Space for security issues: much possible with early collaboration

Security is an important theme within Dutch innovation policy. And within this theme, space technology has a crucial role to play, believes Jasper van Loon, member of the Management Team of the Netherlands Space Office. Today he is speaking at the KIA-Safety Symposium in The Hague about the many possibilities of space technology.

What is the KIA-Security symposium about?


'KIA stands for Knowledge and Innovation Agenda. This agenda emerged from the Dutch top sector policy. During the KIA-Security symposium, it is mainly about how the government, knowledge institutions and the business community can work together to solve security issues using innovative technology.'

image: ESA
Why is working together so important?


'You really need each other. If you only look at what is technically possible, or only at what you would ideally like to be able to do, you won't get the best solutions. Supply and demand have to match up well. You do that by talking to each other at an early stage.'

What is the role of the NSO in this?

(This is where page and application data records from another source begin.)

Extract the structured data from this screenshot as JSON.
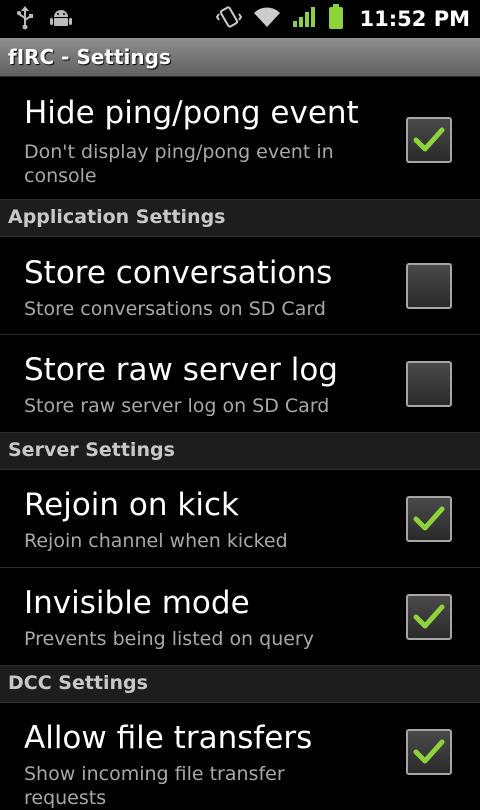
{
  "status_bar": {
    "time": "11:52 PM",
    "icons": [
      "usb-icon",
      "android-debug-icon",
      "vibrate-icon",
      "wifi-icon",
      "signal-icon",
      "battery-icon"
    ]
  },
  "app": {
    "title": "fIRC - Settings"
  },
  "colors": {
    "check": "#8ed23c",
    "category_bg": "#1d1d1d",
    "summary": "#a8a8a8"
  },
  "preferences": [
    {
      "title": "Hide ping/pong event",
      "summary": "Don't display ping/pong event in console",
      "checked": true
    },
    {
      "category": "Application Settings"
    },
    {
      "title": "Store conversations",
      "summary": "Store conversations on SD Card",
      "checked": false
    },
    {
      "title": "Store raw server log",
      "summary": "Store raw server log on SD Card",
      "checked": false
    },
    {
      "category": "Server Settings"
    },
    {
      "title": "Rejoin on kick",
      "summary": "Rejoin channel when kicked",
      "checked": true
    },
    {
      "title": "Invisible mode",
      "summary": "Prevents being listed on query",
      "checked": true
    },
    {
      "category": "DCC Settings"
    },
    {
      "title": "Allow file transfers",
      "summary": "Show incoming file transfer requests",
      "checked": true
    }
  ]
}
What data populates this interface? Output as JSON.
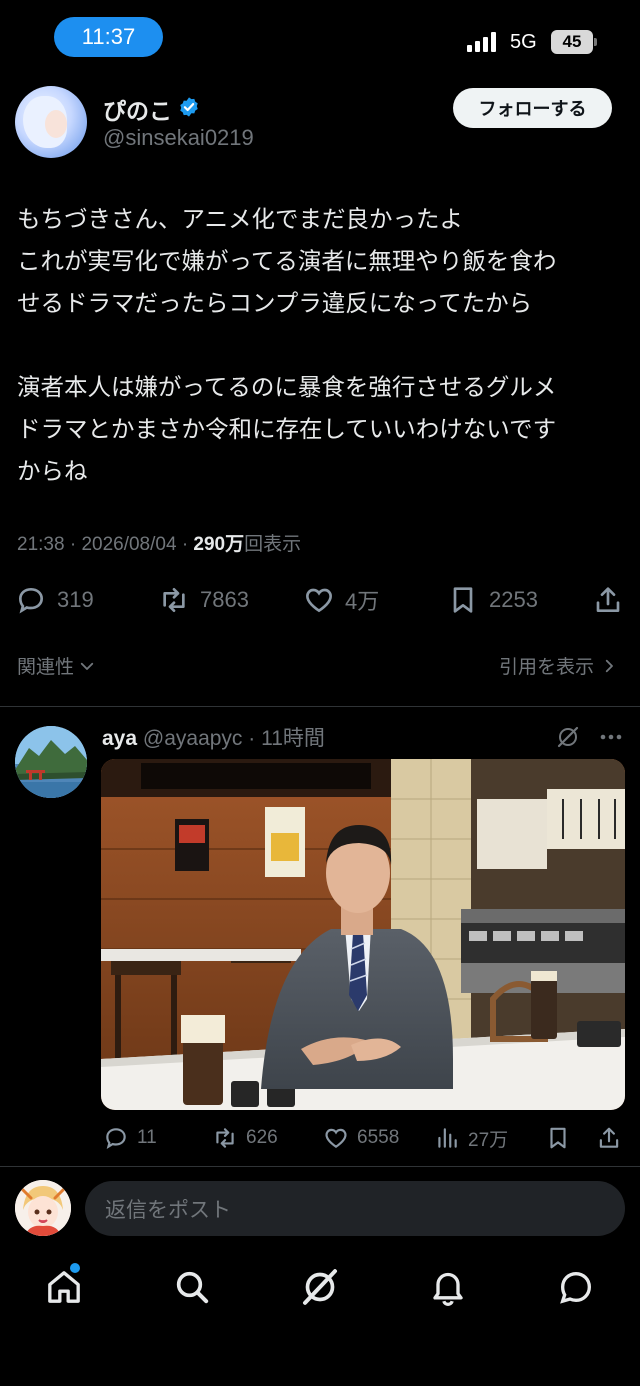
{
  "status_bar": {
    "time": "11:37",
    "network": "5G",
    "battery": "45"
  },
  "post": {
    "author": {
      "name": "ぴのこ",
      "handle": "@sinsekai0219",
      "verified": true
    },
    "follow_label": "フォローする",
    "body_paragraphs": [
      [
        "もちづきさん、アニメ化でまだ良かったよ",
        "これが実写化で嫌がってる演者に無理やり飯を食わ",
        "せるドラマだったらコンプラ違反になってたから"
      ],
      [
        "演者本人は嫌がってるのに暴食を強行させるグルメ",
        "ドラマとかまさか令和に存在していいわけないです",
        "からね"
      ]
    ],
    "time": "21:38",
    "date": "2026/08/04",
    "views_count": "290万",
    "views_label": "回表示",
    "stats": {
      "replies": "319",
      "reposts": "7863",
      "likes": "4万",
      "bookmarks": "2253"
    },
    "related_label": "関連性",
    "quotes_label": "引用を表示"
  },
  "reply": {
    "name": "aya",
    "handle": "@ayaapyc",
    "time_ago": "11時間",
    "more_icon": "more-icon",
    "stats": {
      "replies": "11",
      "reposts": "626",
      "likes": "6558",
      "views": "27万"
    }
  },
  "composer": {
    "placeholder": "返信をポスト"
  },
  "tabbar": {
    "items": [
      "home-icon",
      "search-icon",
      "grok-icon",
      "notifications-icon",
      "messages-icon"
    ],
    "home_badge": true
  },
  "colors": {
    "accent": "#1d9bf0",
    "text": "#e7e9ea",
    "muted": "#71767b",
    "background": "#000000"
  }
}
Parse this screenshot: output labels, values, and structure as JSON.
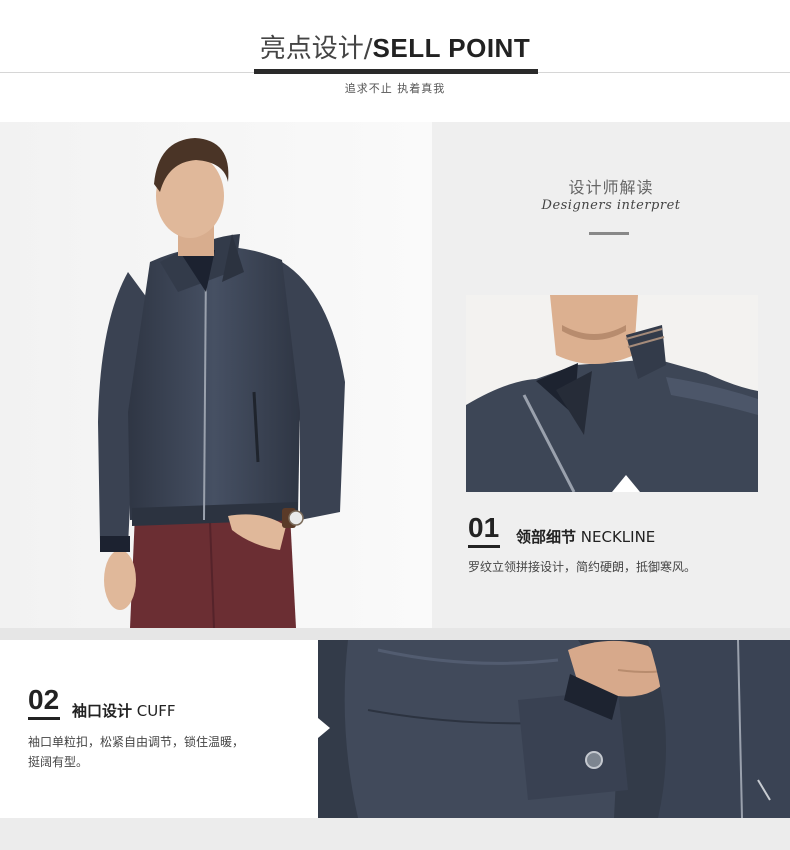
{
  "header": {
    "title_cn": "亮点设计/",
    "title_en": "SELL POINT",
    "subtitle": "追求不止 执着真我"
  },
  "interpret": {
    "title_cn": "设计师解读",
    "title_en": "Designers interpret"
  },
  "features": [
    {
      "number": "01",
      "title_cn": "领部细节",
      "title_en": "NECKLINE",
      "description": "罗纹立领拼接设计，简约硬朗，抵御寒风。"
    },
    {
      "number": "02",
      "title_cn": "袖口设计",
      "title_en": "CUFF",
      "description_line1": "袖口单粒扣，松紧自由调节，锁住温暖，",
      "description_line2": "挺阔有型。"
    }
  ],
  "colors": {
    "jacket": "#3f4858",
    "jacket_dark": "#2c3340",
    "pants": "#6b2e33",
    "skin": "#e0b89a",
    "hair": "#4a3426",
    "panel_bg": "#efefef"
  }
}
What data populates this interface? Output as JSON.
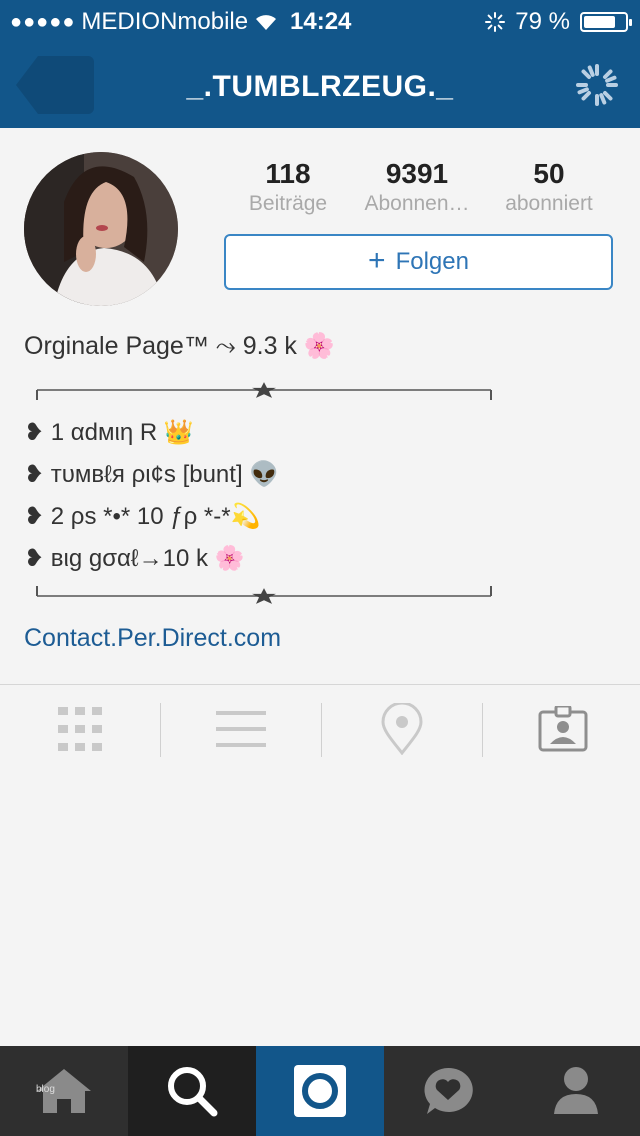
{
  "status": {
    "carrier": "MEDIONmobile",
    "time": "14:24",
    "battery": "79 %",
    "battery_level": 0.79,
    "signal_dots": "●●●●●"
  },
  "nav": {
    "title": "_.TUMBLRZEUG._",
    "back_icon": "back-arrow-icon",
    "options_icon": "loading-spinner-icon"
  },
  "profile": {
    "stats": [
      {
        "value": "118",
        "label": "Beiträge"
      },
      {
        "value": "9391",
        "label": "Abonnen…"
      },
      {
        "value": "50",
        "label": "abonniert"
      }
    ],
    "follow_label": "Folgen",
    "bio_title": "Orginale Page™ ⤳  9.3 k 🌸",
    "bio_lines": [
      "❥ 1 αdмιη R 👑",
      "❥ тυмвℓя ρι¢s [bunt] 👽",
      "❥ 2 ρs *•* 10 ƒρ *-*💫",
      "❥ вιg gσαℓ→10 k 🌸"
    ],
    "link": "Contact.Per.Direct.com"
  },
  "tabs": [
    {
      "name": "grid-icon"
    },
    {
      "name": "list-icon"
    },
    {
      "name": "location-pin-icon"
    },
    {
      "name": "tagged-photos-icon"
    }
  ],
  "tabbar": {
    "watermark": "blog",
    "items": [
      "home-icon",
      "search-icon",
      "camera-icon",
      "activity-heart-icon",
      "profile-icon"
    ],
    "accent": "#12568a"
  }
}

'We have an innovation budget and the Satellite Data Portal, which makes satellite data from all over the Netherlands available to all Dutch people free of charge. We also have a lot of knowledge about the challenges within governmental bodies and the know how and innovative solutions within the Dutch space industry. You can see the NSO as a kind of broker that brings these worlds together.'

What security questions are on the minds of governments, for example?


'Take the Ministry of Defense, for example. It is interested in safe communication and navigation. In addition, the military also wants to be autonomous when it comes to earth observation and space situational awareness: insight into threats that may come from space. In all these examples, innovative satellite technology is part of the solution.'

Jasper van Loon: 'You can see NSO as a kind of broker that brings these worlds together'.
Can you also say something about those solutions, the supply side?


'The NSO has had several successes with the SBIR - the Small Business Innovation Research scheme. Dutch companies built applications using satellite technology to detect illegal construction activities, detect changes and monitor agricultural crops. You can also use the same technology to solve issues for defense or the Ministry of Justice and Security, for example.'

Satellite data is very widely applicable?


'Without question. Now we still do that with individual innovation projects, for example for inspections or the Department of Public Works. What you want to move towards is a joint monitoring system, where satellite data is one of your data sources, in addition to measurements from the ground, with drones and from aircraft.' Symposiums like KIA Security provide an opportunity to talk together about what you need and who can develop what. That way you learn from each other and avoid duplication of effort.'